"Four of us returned from the Holocaust: grandmother Hermann, cousin Ota, my sister Dita and I. Twenty-five were wiped out in the Holocaust. Statistically, we were a lucky family. Someone remained to tell the tale." Whole Fragments p.33

She immigrated to Israel in 1948 following the establishment of the State of Israel through the framework of the overseas volunteer corps.

Ruth Bondy was one of the stars of Three in a Boat, a radio show broadcast in Israel in the 1950s. She worked as a journalist for over thirty years and taught in the Journalism Studies program at Tel Aviv University.

Ruth Bondy translated over 50 books from Czech to Hebrew including books by Karel Čapek, Jaroslav Hašek and Milan Kundera. Some of her research deals with the Holocaust, among them The Emissary: The Life of Enzo Sereni (1976) which was awarded the Yitzhak Sadeh Prize for Military Literature and Elder of the Jews: Jacob Edelstein of Theresienstadt (1981) about Jacob Edelstein the head of the Judenrat in Theresienstadt. She also wrote a number of short autobiographic works, including Whole Fragments and Nechamot Ktanot.

Ruth Bondy was awarded the Buchman Memorial Prize for her lifetime's work, the Sokolov Award for journalism and the Prime Minister's prize for Hebrew literature. Her books have been translated into Czech and have been successful.

In 2002 Ruth Bondy delivered the address on behalf of the survivors at the opening ceremony of Holocaust Martyrs' and Heroes' Remembrance Day.

Ruth Bondy was married to journalist Rafael Bashan and has a daughter – the journalist Tal Bashan – and two grandchildren.


Ruth Bondy submitted 25 Pages of Testimony in memory of her family. Here are links to some of the Pages of Testimony:
Her father Yosef
Her mother Franziska
Her grandfather Yosef Hermann
Her cousin Hans
Her aunt Grete
Her uncle Erwin

When she was forty, Aunt Irma gave birth to a lovely daughter they named Blanička, the light and joy of her mother's life.

When the Second War broke out, during the Nazi occupation, a friend of aunt Irma's came over from neutral Sweden and begged her to let her take Blanička to a safe haven, promising to care for her as her own child, and bring her back to her mother when the bad times that loomed on the horizon were over. Aunt Irma could not bear to part with her sun-child, the gift she had waited for all those years.
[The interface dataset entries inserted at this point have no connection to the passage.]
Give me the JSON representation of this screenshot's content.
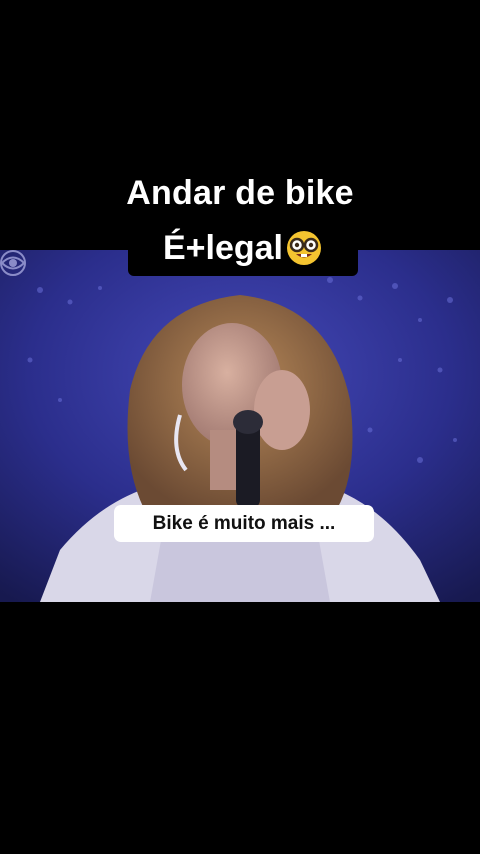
{
  "overlay": {
    "line1": "Andar de bike",
    "line2": "É+legal",
    "emoji": "nerd-face-emoji"
  },
  "bubble": {
    "text": "Bike é muito mais ..."
  },
  "video": {
    "watermark": "cbs-eye-logo-icon"
  },
  "colors": {
    "background": "#000000",
    "stage_blue": "#2a2c86",
    "caption_text": "#ffffff",
    "bubble_bg": "#ffffff",
    "bubble_text": "#111111"
  }
}
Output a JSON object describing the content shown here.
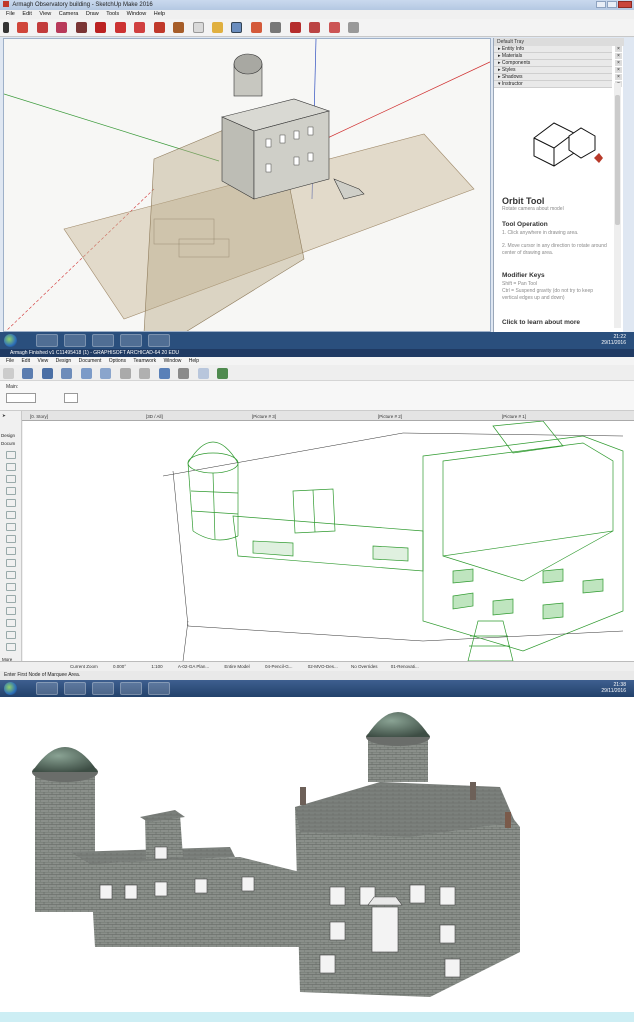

In September 1944, she and her daughter were taken to the gas chambers at Birkenau; she was forty eight and Blanička was eight. Whole Fragments p.22